Restate all of the material, keeping every line identical to the original.
Records provided START
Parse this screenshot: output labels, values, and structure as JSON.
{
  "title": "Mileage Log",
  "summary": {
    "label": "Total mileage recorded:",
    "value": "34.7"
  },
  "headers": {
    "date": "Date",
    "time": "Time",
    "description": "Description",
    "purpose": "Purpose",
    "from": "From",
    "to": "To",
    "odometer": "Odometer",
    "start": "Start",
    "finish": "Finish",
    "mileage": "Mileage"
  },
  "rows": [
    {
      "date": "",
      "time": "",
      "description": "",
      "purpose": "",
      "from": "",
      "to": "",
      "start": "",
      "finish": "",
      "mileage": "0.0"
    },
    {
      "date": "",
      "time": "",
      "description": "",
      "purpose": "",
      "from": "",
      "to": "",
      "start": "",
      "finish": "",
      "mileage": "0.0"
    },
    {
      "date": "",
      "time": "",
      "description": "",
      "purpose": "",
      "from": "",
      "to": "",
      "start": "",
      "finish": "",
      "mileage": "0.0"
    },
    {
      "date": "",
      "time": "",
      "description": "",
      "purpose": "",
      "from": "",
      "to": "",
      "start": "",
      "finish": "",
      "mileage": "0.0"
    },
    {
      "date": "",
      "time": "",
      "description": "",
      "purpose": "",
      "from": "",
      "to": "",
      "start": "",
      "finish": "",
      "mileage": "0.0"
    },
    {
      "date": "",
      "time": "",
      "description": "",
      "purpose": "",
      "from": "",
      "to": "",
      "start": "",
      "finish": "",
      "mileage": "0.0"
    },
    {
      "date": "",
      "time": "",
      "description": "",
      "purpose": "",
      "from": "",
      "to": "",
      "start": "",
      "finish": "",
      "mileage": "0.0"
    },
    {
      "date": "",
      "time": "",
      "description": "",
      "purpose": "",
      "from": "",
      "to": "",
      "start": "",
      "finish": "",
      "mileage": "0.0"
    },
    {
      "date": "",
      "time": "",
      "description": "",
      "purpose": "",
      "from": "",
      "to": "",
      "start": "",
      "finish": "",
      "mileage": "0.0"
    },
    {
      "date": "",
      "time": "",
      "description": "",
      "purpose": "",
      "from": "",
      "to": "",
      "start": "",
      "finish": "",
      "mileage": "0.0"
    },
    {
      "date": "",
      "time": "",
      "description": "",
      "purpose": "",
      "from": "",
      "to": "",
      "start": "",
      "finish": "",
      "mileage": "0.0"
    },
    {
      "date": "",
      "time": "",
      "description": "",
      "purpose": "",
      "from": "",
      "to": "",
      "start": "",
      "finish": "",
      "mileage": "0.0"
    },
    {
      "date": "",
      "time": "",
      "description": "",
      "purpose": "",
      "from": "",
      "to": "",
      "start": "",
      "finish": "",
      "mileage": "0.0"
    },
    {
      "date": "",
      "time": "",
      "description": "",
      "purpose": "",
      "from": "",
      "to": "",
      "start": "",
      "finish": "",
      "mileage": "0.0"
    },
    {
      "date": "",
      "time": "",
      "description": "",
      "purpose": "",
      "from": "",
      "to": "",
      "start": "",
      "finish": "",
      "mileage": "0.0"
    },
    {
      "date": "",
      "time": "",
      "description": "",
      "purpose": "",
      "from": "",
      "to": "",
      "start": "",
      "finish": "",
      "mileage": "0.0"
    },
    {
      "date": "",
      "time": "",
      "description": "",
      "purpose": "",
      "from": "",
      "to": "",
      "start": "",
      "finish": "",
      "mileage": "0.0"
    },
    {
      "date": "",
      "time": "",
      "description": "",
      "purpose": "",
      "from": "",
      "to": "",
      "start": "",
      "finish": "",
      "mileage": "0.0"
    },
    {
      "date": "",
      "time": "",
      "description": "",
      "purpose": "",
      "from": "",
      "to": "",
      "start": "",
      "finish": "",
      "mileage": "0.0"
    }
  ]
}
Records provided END
[Answer for the task]
Parse this screenshot: output labels, values, and structure as JSON.
{
  "title": "Mileage Log",
  "summary": {
    "label": "Total mileage recorded:",
    "value": "34.7"
  },
  "headers": {
    "date": "Date",
    "time": "Time",
    "description": "Description",
    "purpose": "Purpose",
    "from": "From",
    "to": "To",
    "odometer": "Odometer",
    "start": "Start",
    "finish": "Finish",
    "mileage": "Mileage"
  },
  "rows": [
    {
      "date": "",
      "time": "",
      "description": "",
      "purpose": "",
      "from": "",
      "to": "",
      "start": "",
      "finish": "",
      "mileage": "0.0"
    },
    {
      "date": "",
      "time": "",
      "description": "",
      "purpose": "",
      "from": "",
      "to": "",
      "start": "",
      "finish": "",
      "mileage": "0.0"
    },
    {
      "date": "",
      "time": "",
      "description": "",
      "purpose": "",
      "from": "",
      "to": "",
      "start": "",
      "finish": "",
      "mileage": "0.0"
    },
    {
      "date": "",
      "time": "",
      "description": "",
      "purpose": "",
      "from": "",
      "to": "",
      "start": "",
      "finish": "",
      "mileage": "0.0"
    },
    {
      "date": "",
      "time": "",
      "description": "",
      "purpose": "",
      "from": "",
      "to": "",
      "start": "",
      "finish": "",
      "mileage": "0.0"
    },
    {
      "date": "",
      "time": "",
      "description": "",
      "purpose": "",
      "from": "",
      "to": "",
      "start": "",
      "finish": "",
      "mileage": "0.0"
    },
    {
      "date": "",
      "time": "",
      "description": "",
      "purpose": "",
      "from": "",
      "to": "",
      "start": "",
      "finish": "",
      "mileage": "0.0"
    },
    {
      "date": "",
      "time": "",
      "description": "",
      "purpose": "",
      "from": "",
      "to": "",
      "start": "",
      "finish": "",
      "mileage": "0.0"
    },
    {
      "date": "",
      "time": "",
      "description": "",
      "purpose": "",
      "from": "",
      "to": "",
      "start": "",
      "finish": "",
      "mileage": "0.0"
    },
    {
      "date": "",
      "time": "",
      "description": "",
      "purpose": "",
      "from": "",
      "to": "",
      "start": "",
      "finish": "",
      "mileage": "0.0"
    },
    {
      "date": "",
      "time": "",
      "description": "",
      "purpose": "",
      "from": "",
      "to": "",
      "start": "",
      "finish": "",
      "mileage": "0.0"
    },
    {
      "date": "",
      "time": "",
      "description": "",
      "purpose": "",
      "from": "",
      "to": "",
      "start": "",
      "finish": "",
      "mileage": "0.0"
    },
    {
      "date": "",
      "time": "",
      "description": "",
      "purpose": "",
      "from": "",
      "to": "",
      "start": "",
      "finish": "",
      "mileage": "0.0"
    },
    {
      "date": "",
      "time": "",
      "description": "",
      "purpose": "",
      "from": "",
      "to": "",
      "start": "",
      "finish": "",
      "mileage": "0.0"
    },
    {
      "date": "",
      "time": "",
      "description": "",
      "purpose": "",
      "from": "",
      "to": "",
      "start": "",
      "finish": "",
      "mileage": "0.0"
    },
    {
      "date": "",
      "time": "",
      "description": "",
      "purpose": "",
      "from": "",
      "to": "",
      "start": "",
      "finish": "",
      "mileage": "0.0"
    },
    {
      "date": "",
      "time": "",
      "description": "",
      "purpose": "",
      "from": "",
      "to": "",
      "start": "",
      "finish": "",
      "mileage": "0.0"
    },
    {
      "date": "",
      "time": "",
      "description": "",
      "purpose": "",
      "from": "",
      "to": "",
      "start": "",
      "finish": "",
      "mileage": "0.0"
    },
    {
      "date": "",
      "time": "",
      "description": "",
      "purpose": "",
      "from": "",
      "to": "",
      "start": "",
      "finish": "",
      "mileage": "0.0"
    }
  ]
}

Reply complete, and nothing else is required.